Katarzyna Gęsiak: Although the so-called Women’s Strike calmed down significantly, we are still observing new forms of activity in the pro-abortion community. We do not experience attacks against the Institute (as it was in 2020), but occasionally we can hear about new cases of women who were allegedly harmed by the ruling of the Constitutional Court. I mean the story of Ms. Izabela from Pszczyna, Ms. Agnieszka from Częstochowa, or the recently widely commented case of a raped 14-year-old girl who in fact turned out to be a 24-year-old woman. In each of these cases, society has heard a number of lies that the people mentioned are victims of the Constitutional Court’s ruling of 2020.

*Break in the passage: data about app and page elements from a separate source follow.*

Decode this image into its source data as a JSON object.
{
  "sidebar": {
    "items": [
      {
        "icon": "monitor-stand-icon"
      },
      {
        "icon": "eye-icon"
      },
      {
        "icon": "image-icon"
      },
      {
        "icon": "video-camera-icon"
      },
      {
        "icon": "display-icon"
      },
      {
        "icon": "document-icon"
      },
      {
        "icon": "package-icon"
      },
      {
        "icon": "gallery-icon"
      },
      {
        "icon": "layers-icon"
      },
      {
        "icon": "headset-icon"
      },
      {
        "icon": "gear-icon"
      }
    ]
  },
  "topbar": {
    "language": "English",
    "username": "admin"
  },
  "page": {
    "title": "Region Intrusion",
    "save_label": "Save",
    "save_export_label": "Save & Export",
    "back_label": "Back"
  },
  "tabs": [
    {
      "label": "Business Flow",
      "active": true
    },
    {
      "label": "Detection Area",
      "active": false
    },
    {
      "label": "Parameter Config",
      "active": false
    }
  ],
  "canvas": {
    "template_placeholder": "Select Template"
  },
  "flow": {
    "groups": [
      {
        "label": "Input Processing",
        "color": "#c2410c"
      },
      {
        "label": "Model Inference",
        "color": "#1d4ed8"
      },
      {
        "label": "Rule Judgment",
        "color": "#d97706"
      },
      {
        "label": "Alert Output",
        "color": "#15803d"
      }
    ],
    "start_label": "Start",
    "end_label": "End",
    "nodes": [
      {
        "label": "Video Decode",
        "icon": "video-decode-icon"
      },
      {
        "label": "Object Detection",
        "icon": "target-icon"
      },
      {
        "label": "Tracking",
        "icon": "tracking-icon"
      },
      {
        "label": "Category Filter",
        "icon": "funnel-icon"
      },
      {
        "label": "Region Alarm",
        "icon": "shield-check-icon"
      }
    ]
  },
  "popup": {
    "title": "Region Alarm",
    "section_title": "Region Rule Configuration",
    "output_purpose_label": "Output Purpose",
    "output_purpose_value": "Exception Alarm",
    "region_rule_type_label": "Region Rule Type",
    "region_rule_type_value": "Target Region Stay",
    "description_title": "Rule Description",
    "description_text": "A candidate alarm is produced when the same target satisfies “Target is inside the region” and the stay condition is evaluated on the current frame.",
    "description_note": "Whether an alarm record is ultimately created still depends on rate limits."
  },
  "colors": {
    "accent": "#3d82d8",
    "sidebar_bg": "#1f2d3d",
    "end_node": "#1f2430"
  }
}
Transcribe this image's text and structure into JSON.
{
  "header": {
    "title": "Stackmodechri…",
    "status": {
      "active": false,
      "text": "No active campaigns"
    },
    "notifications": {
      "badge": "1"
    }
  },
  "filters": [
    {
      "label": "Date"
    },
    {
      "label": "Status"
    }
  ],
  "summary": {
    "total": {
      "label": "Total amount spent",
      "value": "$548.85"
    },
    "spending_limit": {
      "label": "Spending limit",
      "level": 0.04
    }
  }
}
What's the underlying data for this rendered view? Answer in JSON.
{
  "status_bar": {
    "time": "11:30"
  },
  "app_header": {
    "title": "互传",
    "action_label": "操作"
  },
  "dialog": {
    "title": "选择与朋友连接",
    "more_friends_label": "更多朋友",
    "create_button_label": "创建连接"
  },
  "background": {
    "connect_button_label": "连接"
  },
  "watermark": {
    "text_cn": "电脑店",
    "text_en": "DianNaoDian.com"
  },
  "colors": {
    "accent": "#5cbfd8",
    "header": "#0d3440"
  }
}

In fact – as I have already mentioned – if doctors abided by the law, they would save the lives of both Izabela and Agnieszka and all mothers who were endangered. And that they acted unlawfully is confirmed by the results of inspections by the National Health Fund, the Prosecutor’s Office, and the Ombudsman for Patients’ Rights, which indicate numerous and serious irregularities in the quality of services provided to the patient from Pszczyna. In the last high-profile case of rape, the victim’s age was probably deliberately falsified to create outrage.

Of course, it is also a terrible crime for an adult, but the question remains – what is the purpose of those who deliberately mislead the public? In my opinion, the pro-abortion circles that publicise such cases don’t actually care much about the well-being of the victims. I suspect that when their stories are no longer needed to push the goal of fully legalising abortion, their fate or the drama of their loved ones will absolutely not be taken care of. Unfortunately, such stories and their protagonists are instrumentally used to promote pro-abortion postulates and derive huge financial benefits from abortion. The testimony, for example, of Abby Johnson, former director of an abortion clinic belonging to the giant of the abortion industry – Planned Parenthood – confirms these claims.

Sébastien Meuwissen: A lot of fake news were spread around this case in the Polish and foreign press. Can you give some examples?

Katarzyna Gęsiak: As I have already mentioned, these are primarily the stories of Ms. Izabela from Pszczyna, Ms. Agnieszka from Częstochowa, and a 24-year-old rape victim. Of course, pro-abortion activists cite other cases of women who allegedly died or suffered in any other way as a result of the Constitutional Court’s ruling, but as I said – the law still allows the termination of a pregnancy due to a threat to the life or health of the mother and in the case of rape. The Court did not deal with such cases at all, it focused on not allowing abortion due to a suspected illness or disability of the child anymore. In addition, I’m convinced that situations such as those currently publicised by left-wing circles also took place before the ruling of 2020, but the need to spread them so loudly wasn’t yet so necessary.